“I am very proud that you have chosen the sacred duty of raising our flag briskly into the sky with the dignity and honor of a national symbol and lowered ceremoniously showing dignity and respect,” he said. “I hope that you will continue the customs display for our American flag and pass on the traditions to the future students of the grades below you. God bless you, and God bless America,” the chief said.
Sgt. Caldwell thanked the students at each school for being part of the flag detail. Officer Brandon Alterio, a veteran of the United States Air Force, also thanked the students for taking the time each day to be part of the program.
“The flag represents hope, unity and freedom,” Alterio said. “It is an honor to be in its presence and I take pride in it as a veteran. I hope you always feel pride in it as well.”
Cpl. Chapman, a veteran of the United States Army, talked about the pride he feels in both the Virginia state flag and the American flag.
He told the students that in volunteering to be members of the flag detail, “you are doing something great for yourselves and for your school, community, and nation.”
W.E. Cundiff student Michael Akers said he is “proud of the people who fought for our country, who fought in wars and risked their lives for our country.”
WEC student Olivia Marcus said it “feels amazing” to be part of the flag detail.
Juan Torres´Carreon and Jesse Underwood from Cundiff both said they are very happy to be part of the team – it is a “great honor.”
Javon Tingler from Herman L. Horn said that his great-great-grandfather fought in World War II and his Uncle Willie has served in the United States Air Force. “It’s an honor to raise the flags at school,” Tingler said.
Caleb Wrye from HLH said that being a member of the flag detail is “a way to honor those who have fallen in war.”
Sgt. Caldwell said administrators at each school have welcomed his work with the flag teams and facilitating the program in addition to his other duties at the schools. He stops by the schools most days; checks in with the office to see if anything is needed; walks through the hallways and stops and chats with students and staff.
Caldwell teaches flag detail students the technicalities of how to fold, unfold, attach, raise, and lower the flags; he has provided a great deal of information on flag etiquette:
- The flags go up briskly and are lowered slowly.

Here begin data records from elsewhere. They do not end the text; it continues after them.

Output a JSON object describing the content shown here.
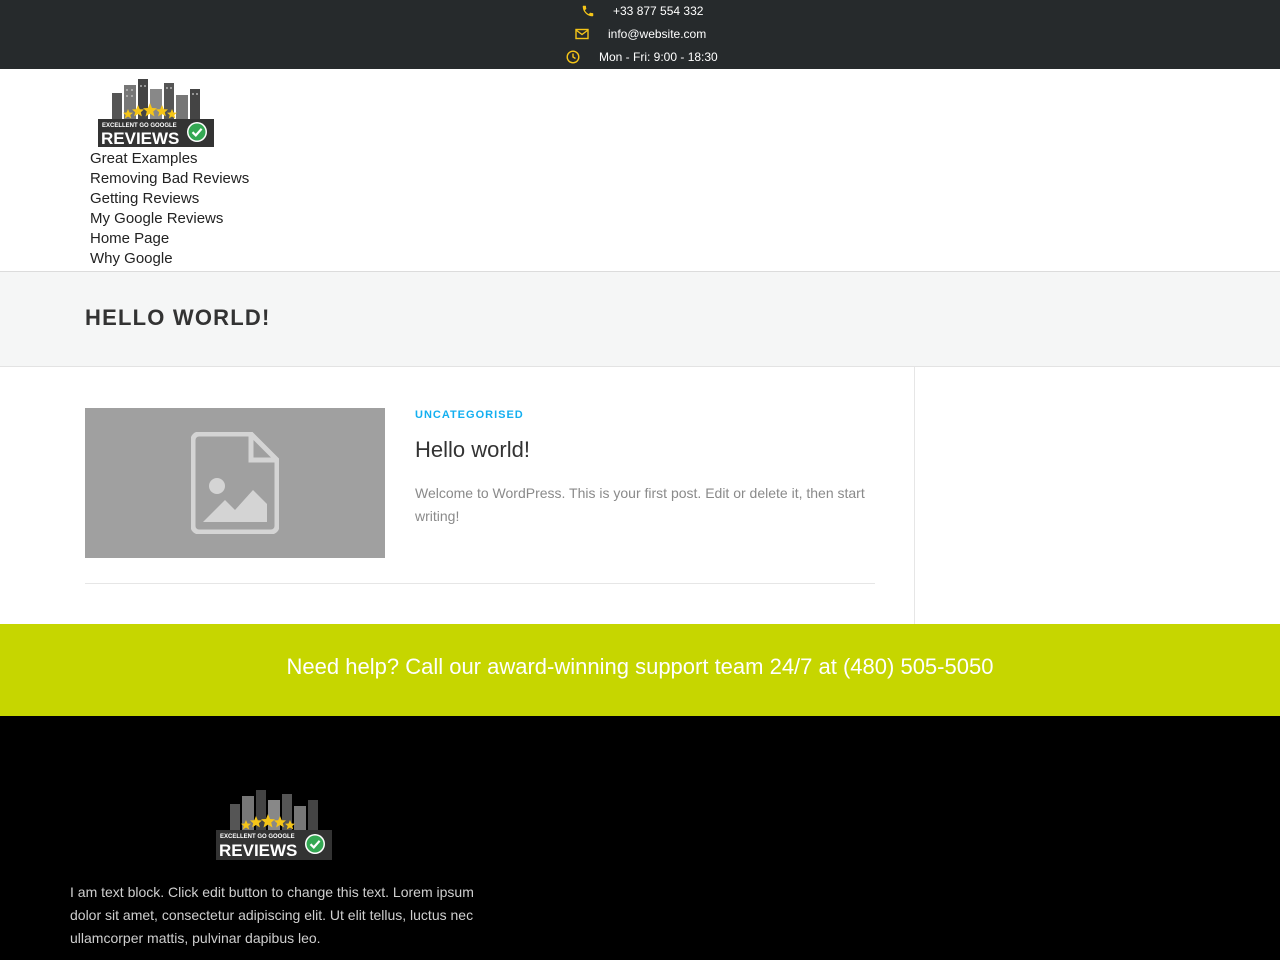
{
  "topbar": {
    "phone": "+33 877 554 332",
    "email": "info@website.com",
    "hours": "Mon - Fri: 9:00 - 18:30",
    "icon_color": "#f5c518"
  },
  "header": {
    "logo": {
      "line1": "EXCELLENT GO GOOGLE",
      "line2": "REVIEWS"
    },
    "nav": [
      "Great Examples",
      "Removing Bad Reviews",
      "Getting Reviews",
      "My Google Reviews",
      "Home Page",
      "Why Google"
    ]
  },
  "page_title": "HELLO WORLD!",
  "post": {
    "category": "UNCATEGORISED",
    "title": "Hello world!",
    "excerpt": "Welcome to WordPress. This is your first post. Edit or delete it, then start writing!"
  },
  "help_banner": {
    "text": "Need help? Call our award-winning support team 24/7 at (480) 505-5050",
    "color": "#c6d600"
  },
  "footer": {
    "text": "I am text block. Click edit button to change this text. Lorem ipsum dolor sit amet, consectetur adipiscing elit. Ut elit tellus, luctus nec ullamcorper mattis, pulvinar dapibus leo."
  },
  "colors": {
    "topbar_bg": "#262a2c",
    "category_accent": "#13aff0",
    "footer_bg": "#000000"
  }
}
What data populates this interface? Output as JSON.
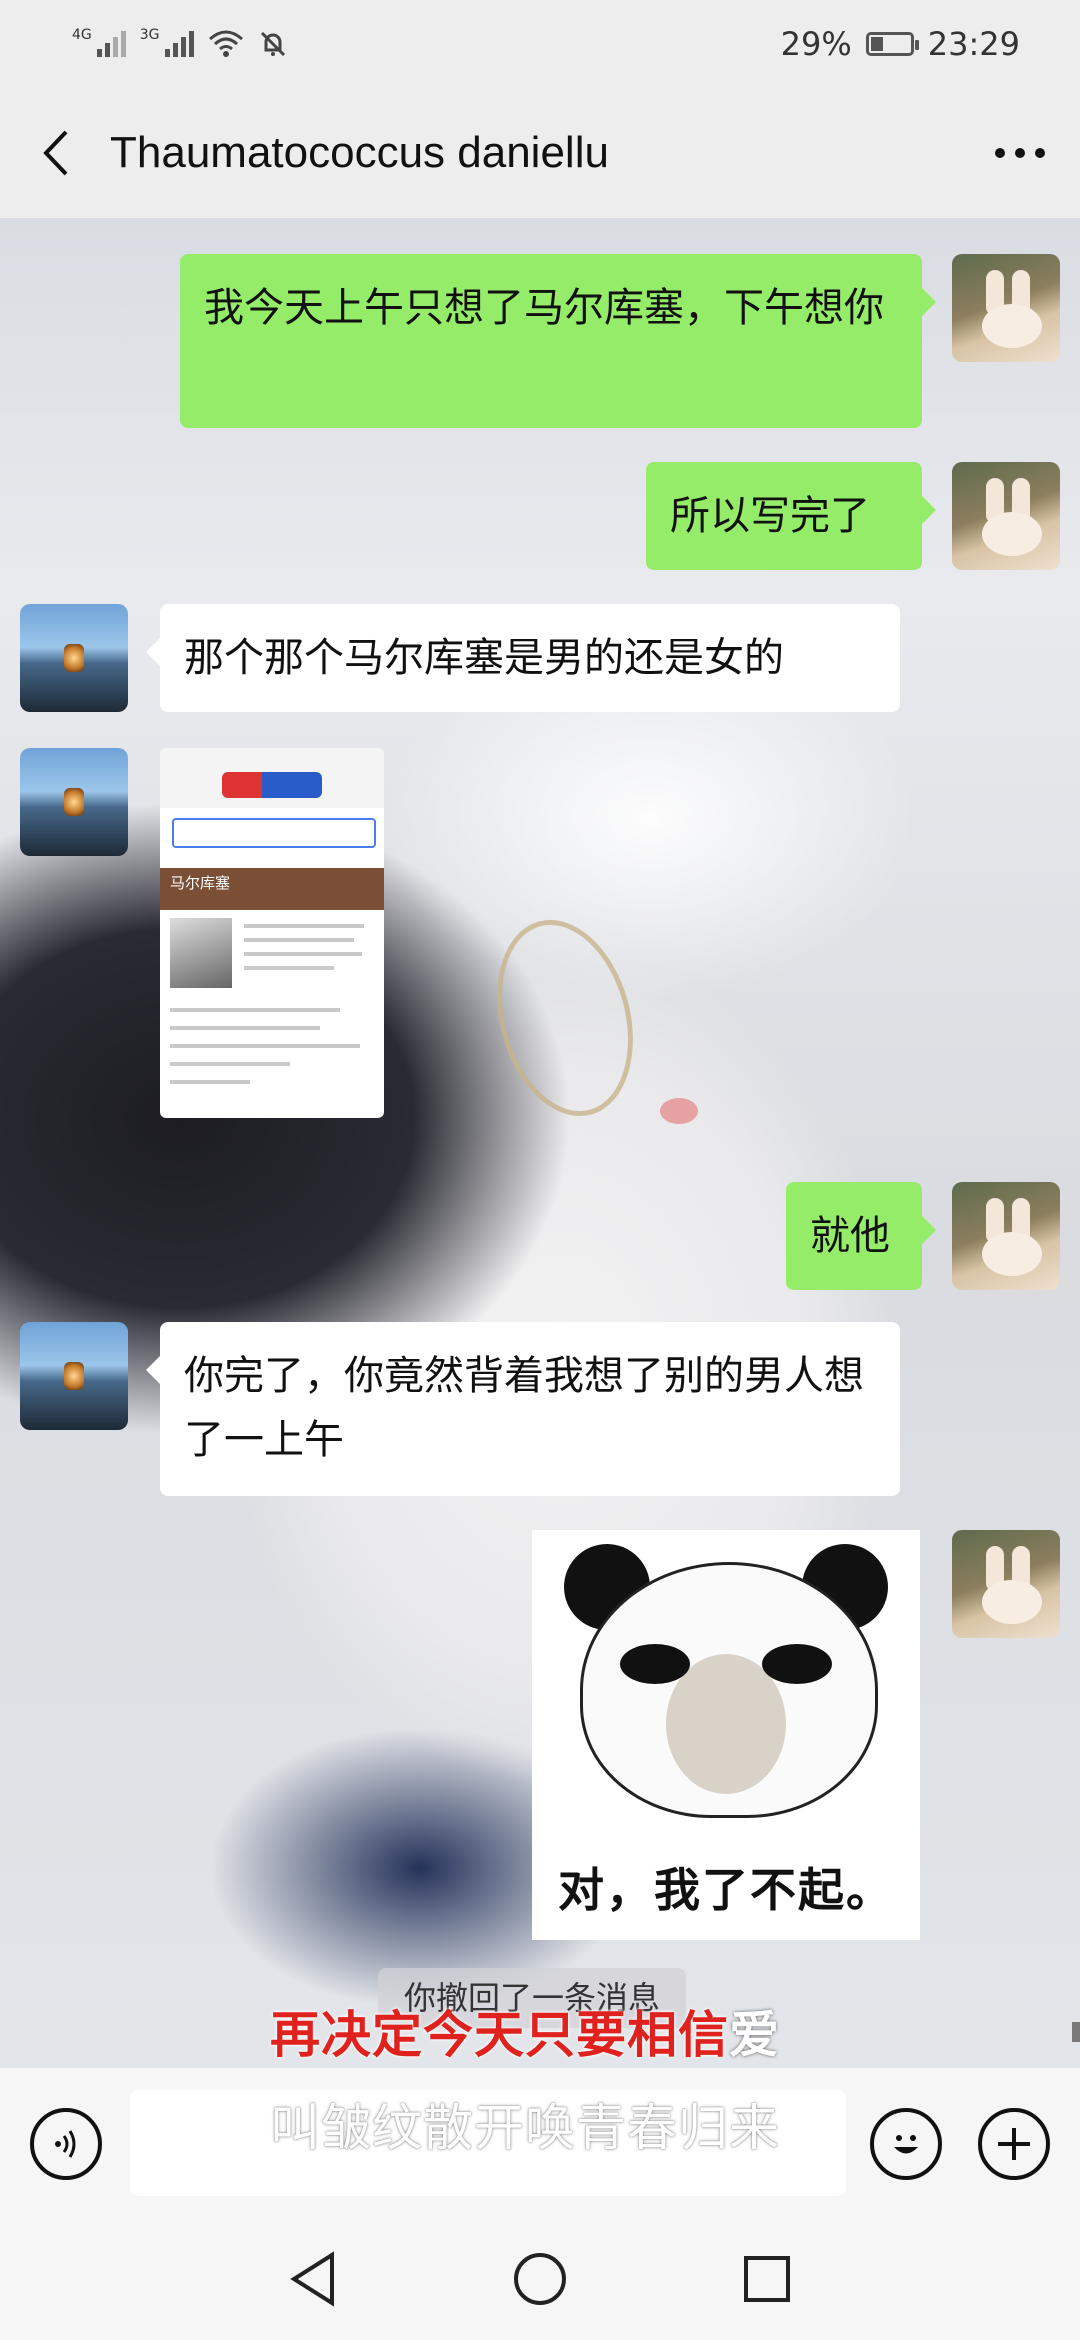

- The American flag always goes on top; no flag can be flown higher.
- When flags are flown at half-staff, the American flag is raised to full height and then lowered to half-staff.
- It is the custom to display the American flag only from sunrise to sunset, however, the flag may be displayed twenty-four hours a day if properly illuminated during the hours of darkness.
- When the flag is lowered, no part of it should touch the ground; it should be received by waiting hands and arms.
- To store the flag, it should be folded neatly and ceremoniously.
- When a flag becomes damaged, tattered, and torn, it should be officially retired.
Caldwell also likes to teach some history while students are working with the flags:
- The colors of the flag have meaning. White stands for purity; red for bravery; blue for loyalty, vigilance, devotion, and justice.
- The stripes in the American flag stand for the thirteen original colonies; the 50 stars for the 50 states.
- When folding the United States flag there are 13 folds, one for each of the original colonies. When the flag is completely folded, no red is showing. The 13 red and white stripes represent the original colonies, but also the rays of the sun, so when the flag is folded in the evenings after being lowered, the light is being put away into darkness, leaving a field of blue with bright white stars.
- The nickname for the flag is “Old Glory.”
- The flag is folded in a triangular or tricuspid shape, like the tricuspid hats worn by George Washington and the other Patriots in the American Revolution.